Concerned about the radical Islamists in Indonesia and their anti-Chinese sentiment, he had high hopes to be naturalized, support his family, and eventually bring them to the U.S. Now he can only take his chances on applying for asylum, because he is financially unable to maintain his student status as the out-of-state tuition is too expensive. “If the MAVNI program opens [in the future], I hope people don’t have to go through something like this again,” he says. “It really destroys people’s minds.”
Since the naturalization process was put on hold in March this year, at least two lawsuits have been filed by Army Reservists. The Kusuma Nio, et al. v. United States Department of Homeland Security, et al. case was filed in May, and Mahlon Kirwa, et al. v. United States Department of Defense, et al. was filed on September 1, both represented by lawyers from Fried Frank Harris Shriver & Jacobson LLP, and assigned to Judge Ellen S. Huvelle in Washington D.C.
In the Nio case, which represents ten plaintiffs, argues that the government agencies, Department of Defense (DoD), Department of Homeland Security (DHS) and USCIS impeded and delayed their naturalization process without any lawful basis.
Four months later, not only the expedition in the process of naturalization is paused, many MAVNI reservists cannot get their N-426 forms signed— a crucial step in naturalization recognizing their military service— even if they’ve served honorably for the amount of time required.
In the Kirwa case, the Complaint alleged that DoD has blocked reservists’ naturalization by having “implemented a new policy by which they are refusing to issue Form-426s to Plaintiffs and other similarly-situated eligible soldiers on the grounds that the soldiers have not yet served in an active-duty status,” which was not required when the reservists first signed their contracts.
Both have filed motion for Class Certification and Appointment of Class Counsel, which means if it is approved by the court, the outcomes of the two lawsuits will apply to anyone who has met the enlistment and bureaucratic requirements. The court has not yet decided on this matter.
The Army Public Affairs Office did not respond to comment.
Margaret Stock is a retired Army officer and MacArthur fellow, who led the creation of MAVNI. She declined to give a separate comment, but in her statement to the Washington Post, she expressed that “it’s a dumpster fire ruining people’s lives. The magnitude of incompetence is beyond belief. We have a war going on. We need these people.”
Despite the ongoing issues involving the MAVNI community, whether they are on active duty or in reserve, some still feel optimistic.

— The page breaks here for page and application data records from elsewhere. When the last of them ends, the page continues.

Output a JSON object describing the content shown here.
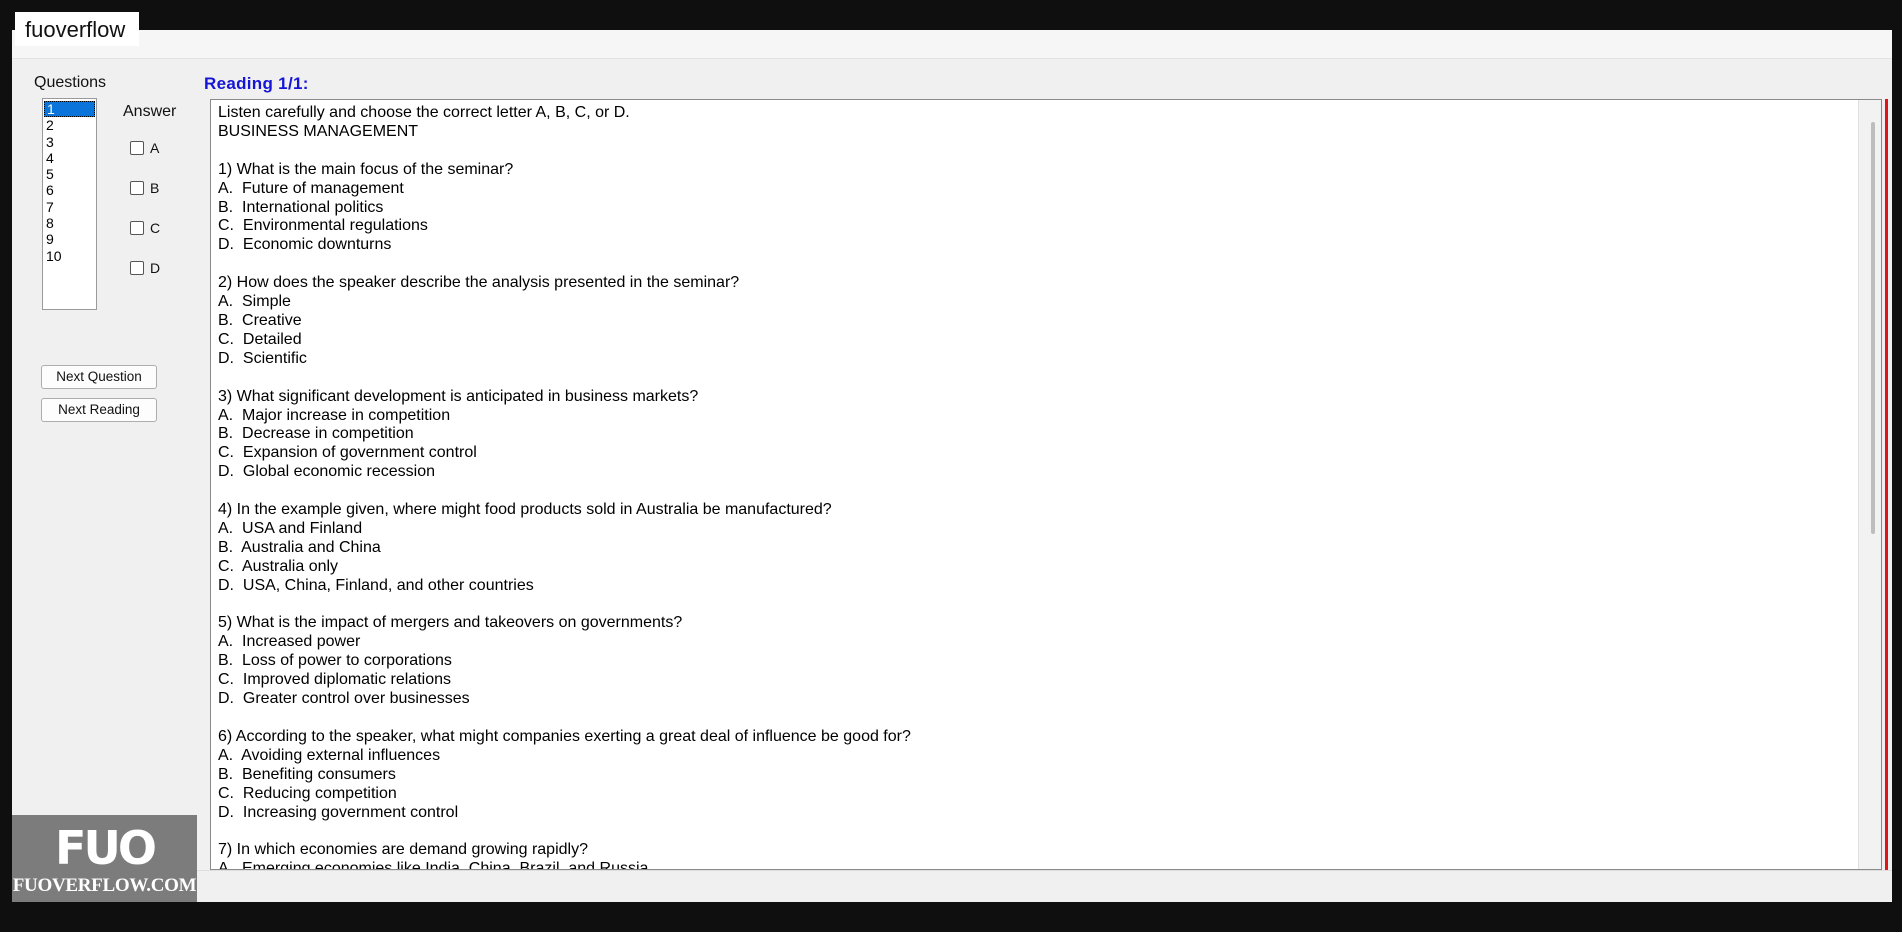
{
  "watermark_tag": "fuoverflow",
  "questions_label": "Questions",
  "reading_label": "Reading 1/1:",
  "question_numbers": [
    "1",
    "2",
    "3",
    "4",
    "5",
    "6",
    "7",
    "8",
    "9",
    "10"
  ],
  "answer_label": "Answer",
  "options": [
    "A",
    "B",
    "C",
    "D"
  ],
  "buttons": {
    "next_question": "Next Question",
    "next_reading": "Next Reading"
  },
  "reading_text": "Listen carefully and choose the correct letter A, B, C, or D.\nBUSINESS MANAGEMENT\n\n1) What is the main focus of the seminar?\nA.  Future of management\nB.  International politics\nC.  Environmental regulations\nD.  Economic downturns\n\n2) How does the speaker describe the analysis presented in the seminar?\nA.  Simple\nB.  Creative\nC.  Detailed\nD.  Scientific\n\n3) What significant development is anticipated in business markets?\nA.  Major increase in competition\nB.  Decrease in competition\nC.  Expansion of government control\nD.  Global economic recession\n\n4) In the example given, where might food products sold in Australia be manufactured?\nA.  USA and Finland\nB.  Australia and China\nC.  Australia only\nD.  USA, China, Finland, and other countries\n\n5) What is the impact of mergers and takeovers on governments?\nA.  Increased power\nB.  Loss of power to corporations\nC.  Improved diplomatic relations\nD.  Greater control over businesses\n\n6) According to the speaker, what might companies exerting a great deal of influence be good for?\nA.  Avoiding external influences\nB.  Benefiting consumers\nC.  Reducing competition\nD.  Increasing government control\n\n7) In which economies are demand growing rapidly?\nA.  Emerging economies like India, China, Brazil, and Russia",
  "logo": {
    "mark": "FUO",
    "text": "FUOVERFLOW.COM"
  },
  "colors": {
    "selection": "#0a74da",
    "reading_label": "#1515d6",
    "edge_bar": "#e01515"
  }
}
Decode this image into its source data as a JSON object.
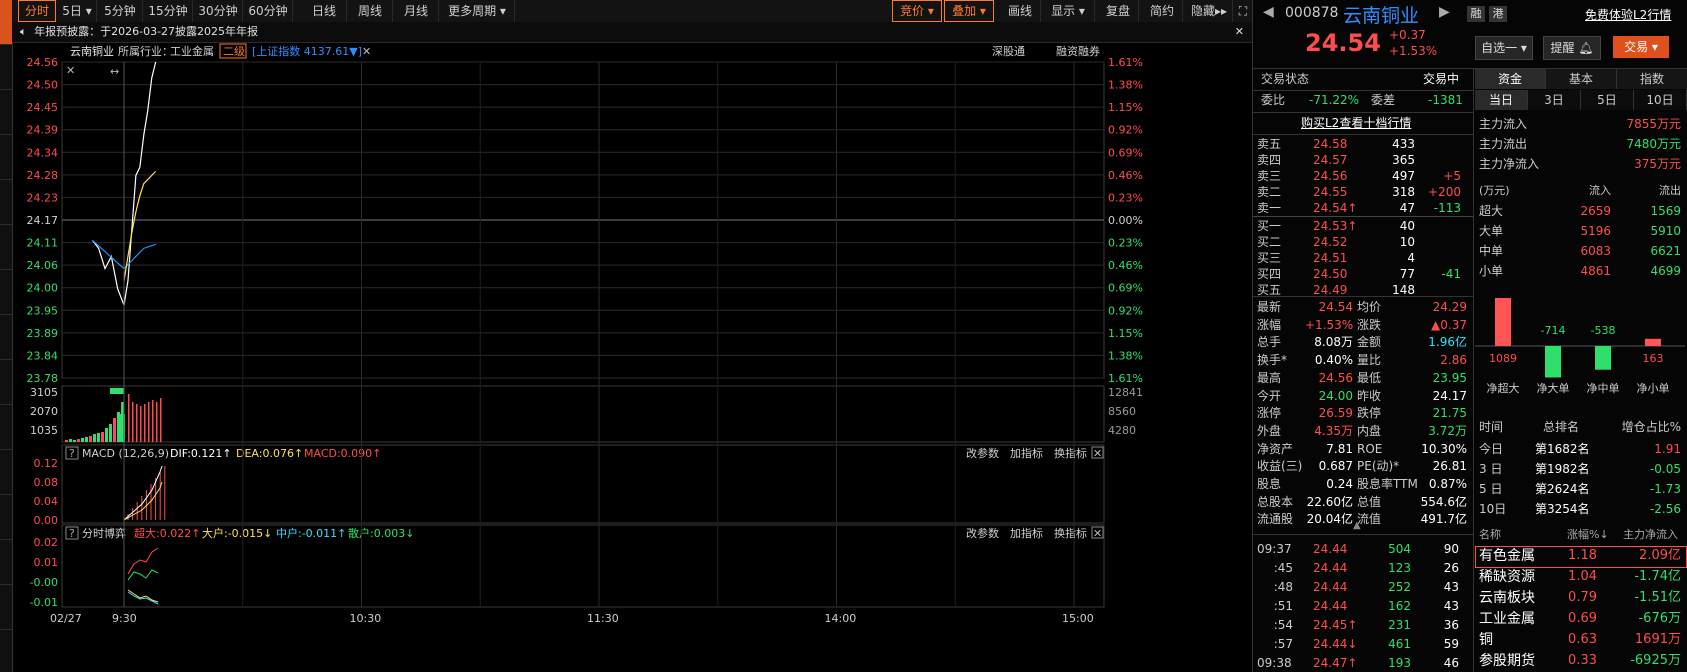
{
  "toolbar": {
    "periods": [
      "分时",
      "5日",
      "5分钟",
      "15分钟",
      "30分钟",
      "60分钟",
      "日线",
      "周线",
      "月线",
      "更多周期"
    ],
    "right_items": [
      "竞价",
      "叠加",
      "画线",
      "显示",
      "复盘",
      "简约",
      "隐藏"
    ]
  },
  "notice": {
    "text": "年报预披露：于2026-03-27披露2025年年报"
  },
  "header": {
    "name": "云南铜业",
    "industry_label": "所属行业：",
    "industry": "工业金属",
    "level_badge": "二级",
    "index_text": "[上证指数 4137.61▼]",
    "links": [
      "深股通",
      "融资融券"
    ]
  },
  "price_axis": {
    "left": [
      "24.56",
      "24.50",
      "24.45",
      "24.39",
      "24.34",
      "24.28",
      "24.23",
      "24.17",
      "24.11",
      "24.06",
      "24.00",
      "23.95",
      "23.89",
      "23.84",
      "23.78"
    ],
    "right": [
      "1.61%",
      "1.38%",
      "1.15%",
      "0.92%",
      "0.69%",
      "0.46%",
      "0.23%",
      "0.00%",
      "0.23%",
      "0.46%",
      "0.69%",
      "0.92%",
      "1.15%",
      "1.38%",
      "1.61%"
    ]
  },
  "volume_axis": {
    "left": [
      "3105",
      "2070",
      "1035"
    ],
    "right": [
      "12841",
      "8560",
      "4280"
    ]
  },
  "macd": {
    "title": "MACD (12,26,9)",
    "dif": "DIF:0.121↑",
    "dea": "DEA:0.076↑",
    "macd": "MACD:0.090↑",
    "axis": [
      "0.12",
      "0.08",
      "0.04",
      "0.00"
    ],
    "actions": [
      "改参数",
      "加指标",
      "换指标"
    ]
  },
  "game": {
    "title": "分时博弈",
    "super": "超大:0.022↑",
    "big": "大户:-0.015↓",
    "mid": "中户:-0.011↑",
    "retail": "散户:0.003↓",
    "axis": [
      "0.02",
      "0.01",
      "-0.00",
      "-0.01"
    ],
    "actions": [
      "改参数",
      "加指标",
      "换指标"
    ]
  },
  "time_axis": [
    "02/27",
    "9:30",
    "10:30",
    "11:30",
    "14:00",
    "15:00"
  ],
  "chart_data": {
    "type": "line",
    "title": "",
    "ylim": [
      23.78,
      24.56
    ],
    "prev_close": 24.17,
    "series": [
      {
        "name": "",
        "color": "#ffffff",
        "x": [
          "09:25",
          "09:26",
          "09:27",
          "09:28",
          "09:29",
          "09:30",
          "09:31",
          "09:32",
          "09:33",
          "09:34",
          "09:35",
          "09:36",
          "09:37",
          "09:38"
        ],
        "values": [
          24.12,
          24.1,
          24.05,
          24.08,
          24.0,
          23.96,
          24.02,
          24.15,
          24.28,
          24.3,
          24.38,
          24.44,
          24.52,
          24.56
        ]
      },
      {
        "name": "",
        "color": "#1e90ff",
        "x": [
          "09:25",
          "09:30",
          "09:31",
          "09:32",
          "09:33",
          "09:34",
          "09:35",
          "09:38"
        ],
        "values": [
          24.12,
          24.05,
          24.06,
          24.07,
          24.08,
          24.09,
          24.1,
          24.11
        ]
      },
      {
        "name": "",
        "color": "#ffe14d",
        "x": [
          "09:30",
          "09:31",
          "09:32",
          "09:33",
          "09:34",
          "09:35",
          "09:38"
        ],
        "values": [
          24.02,
          24.08,
          24.14,
          24.19,
          24.23,
          24.26,
          24.29
        ]
      }
    ]
  },
  "right": {
    "code": "000878",
    "name": "云南铜业",
    "tags": [
      "融",
      "港"
    ],
    "free_l2": "免费体验L2行情",
    "price": "24.54",
    "change": "+0.37",
    "change_pct": "+1.53%",
    "buttons": [
      "自选一",
      "提醒",
      "交易"
    ],
    "status_label": "交易状态",
    "status_value": "交易中",
    "weibi_label": "委比",
    "weibi": "-71.22%",
    "weicha_label": "委差",
    "weicha": "-1381",
    "buy_l2": "购买L2查看十档行情",
    "asks": [
      {
        "label": "卖五",
        "price": "24.58",
        "vol": "433",
        "chg": ""
      },
      {
        "label": "卖四",
        "price": "24.57",
        "vol": "365",
        "chg": ""
      },
      {
        "label": "卖三",
        "price": "24.56",
        "vol": "497",
        "chg": "+5"
      },
      {
        "label": "卖二",
        "price": "24.55",
        "vol": "318",
        "chg": "+200"
      },
      {
        "label": "卖一",
        "price": "24.54↑",
        "vol": "47",
        "chg": "-113"
      }
    ],
    "bids": [
      {
        "label": "买一",
        "price": "24.53↑",
        "vol": "40",
        "chg": ""
      },
      {
        "label": "买二",
        "price": "24.52",
        "vol": "10",
        "chg": ""
      },
      {
        "label": "买三",
        "price": "24.51",
        "vol": "4",
        "chg": ""
      },
      {
        "label": "买四",
        "price": "24.50",
        "vol": "77",
        "chg": "-41"
      },
      {
        "label": "买五",
        "price": "24.49",
        "vol": "148",
        "chg": ""
      }
    ],
    "stats": [
      [
        "最新",
        "24.54",
        "均价",
        "24.29"
      ],
      [
        "涨幅",
        "+1.53%",
        "涨跌",
        "▲0.37"
      ],
      [
        "总手",
        "8.08万",
        "金额",
        "1.96亿"
      ],
      [
        "换手*",
        "0.40%",
        "量比",
        "2.86"
      ],
      [
        "最高",
        "24.56",
        "最低",
        "23.95"
      ],
      [
        "今开",
        "24.00",
        "昨收",
        "24.17"
      ],
      [
        "涨停",
        "26.59",
        "跌停",
        "21.75"
      ],
      [
        "外盘",
        "4.35万",
        "内盘",
        "3.72万"
      ],
      [
        "净资产",
        "7.81",
        "ROE",
        "10.30%"
      ],
      [
        "收益(三)",
        "0.687",
        "PE(动)*",
        "26.81"
      ],
      [
        "股息",
        "0.24",
        "股息率TTM",
        "0.87%"
      ],
      [
        "总股本",
        "22.60亿",
        "总值",
        "554.6亿"
      ],
      [
        "流通股",
        "20.04亿",
        "流值",
        "491.7亿"
      ]
    ],
    "ticks": [
      [
        "09:37",
        "24.44",
        "504",
        "90"
      ],
      [
        ":45",
        "24.44",
        "123",
        "26"
      ],
      [
        ":48",
        "24.44",
        "252",
        "43"
      ],
      [
        ":51",
        "24.44",
        "162",
        "43"
      ],
      [
        ":54",
        "24.45↑",
        "231",
        "36"
      ],
      [
        ":57",
        "24.44↓",
        "461",
        "59"
      ],
      [
        "09:38",
        "24.47↑",
        "193",
        "46"
      ]
    ],
    "tabs": [
      "资金",
      "基本",
      "指数"
    ],
    "subtabs": [
      "当日",
      "3日",
      "5日",
      "10日"
    ],
    "flow": [
      [
        "主力流入",
        "7855万元"
      ],
      [
        "主力流出",
        "7480万元"
      ],
      [
        "主力净流入",
        "375万元"
      ]
    ],
    "unit": "(万元)",
    "flow_head": [
      "流入",
      "流出"
    ],
    "flow_table": [
      [
        "超大",
        "2659",
        "1569"
      ],
      [
        "大单",
        "5196",
        "5910"
      ],
      [
        "中单",
        "6083",
        "6621"
      ],
      [
        "小单",
        "4861",
        "4699"
      ]
    ],
    "net_bars": {
      "values": [
        1089,
        -714,
        -538,
        163
      ],
      "labels": [
        "净超大",
        "净大单",
        "净中单",
        "净小单"
      ]
    },
    "rank_head": [
      "时间",
      "总排名",
      "增仓占比%"
    ],
    "rank": [
      [
        "今日",
        "第1682名",
        "1.91"
      ],
      [
        "3 日",
        "第1982名",
        "-0.05"
      ],
      [
        "5 日",
        "第2624名",
        "-1.73"
      ],
      [
        "10日",
        "第3254名",
        "-2.56"
      ]
    ],
    "sector_head": [
      "名称",
      "涨幅%↓",
      "主力净流入"
    ],
    "sectors": [
      [
        "有色金属",
        "1.18",
        "2.09亿"
      ],
      [
        "稀缺资源",
        "1.04",
        "-1.74亿"
      ],
      [
        "云南板块",
        "0.79",
        "-1.51亿"
      ],
      [
        "工业金属",
        "0.69",
        "-676万"
      ],
      [
        "铜",
        "0.63",
        "1691万"
      ],
      [
        "参股期货",
        "0.33",
        "-6925万"
      ]
    ]
  }
}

“I believe President Trump will help with the army situation more, because he [said so] during his 2016 election,” says Puneeth Harsha Iyengar, a specialist in Mechanical Engineering serving in the Army Reserve, who was also naturalized through the MAVNI program last August. “[With] the situation with North Korea and in Middle East, you need more people who understand the country and the language. Additional troops will be needed.”
Haoming Zhang is also hopeful that the MAVNI program will reopen again. He has been waiting to ship out on active duty since February, 2016. In the meantime, he is remaining in the U.S. on a student visa.
Zhang is a co-founder and regulator of Asian American Soldiers for America (AASA), according to their Facebook group is a volunteer activist group for MAVNI comprised of approximately 278 members. The group’s description declared that they “support the President and the Republican ideals.”
When asked to explain his supports the Republican Party given their anti-immigration stance, he replied that he blamed the Obama administration for allowing DACA recipients into the program, which led to its demise. “This program was designed for people with legal status,” he said. “It gives those who are in power a legitimate reason to kill this program. Plus, the Republican candidate won the election.”